Peter_n: My primary interest in this method has to do with the fact that the caves are above 90% humidity much of the time, and atmospheric pressure changes above the caves can push them into condensing environments quite often. Most of the capacitive RH sensors I found list very long recovery times (with "drying out" procedures) if the sensor is exposed to 100% humidity and I wanted something that would gracefully bounce between 90-100% without issue. Also the accuracy of the more affordable capacitve sensors fluctuate quite a bit in that range, so there is even a chance that using a couple of DS18s might actually provide better data. But that's still a big if because while the DS18b20's discriminate down to 0.0625 C my current wet bulb depressions will be quite small above 90% as well. I have not tried averaging yet, but given the lag from the thermal mass of the waterproof DS18s, I don't expect to see much change there. My previous experience with them is that they are pretty stable sensors.
WRT Screens, just getting to the deployment site often involves squeezing through some pretty small spaces, so I would need something much more portable than a full-on Stevenson. Ideally something that fits into a small kit bag wrapped around my shoulder.

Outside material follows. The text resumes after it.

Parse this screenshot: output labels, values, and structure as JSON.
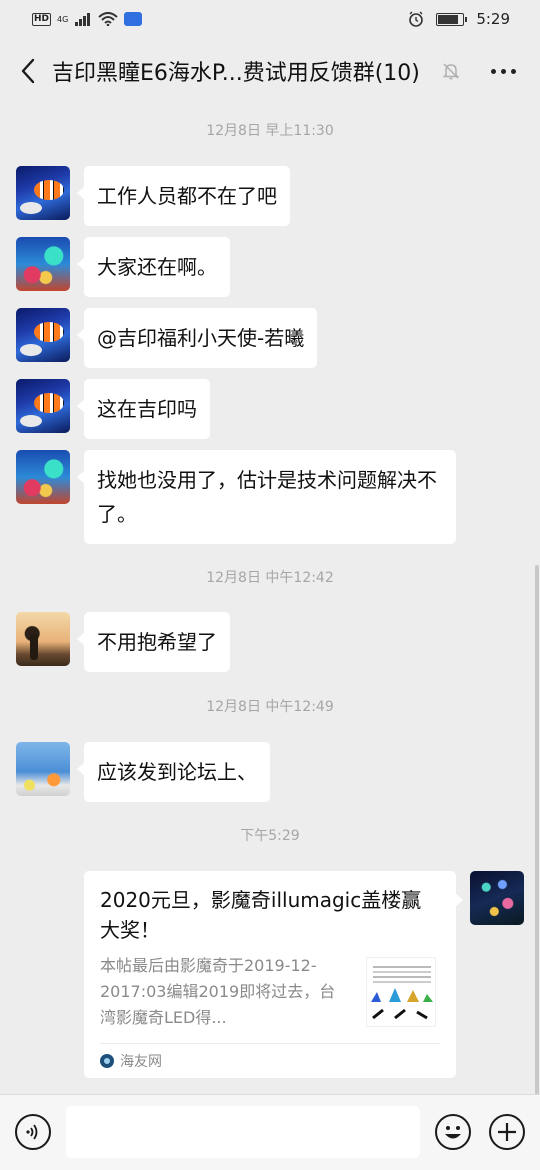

It also has to be rugged enough to take some knocking about, as that also goes with the territory.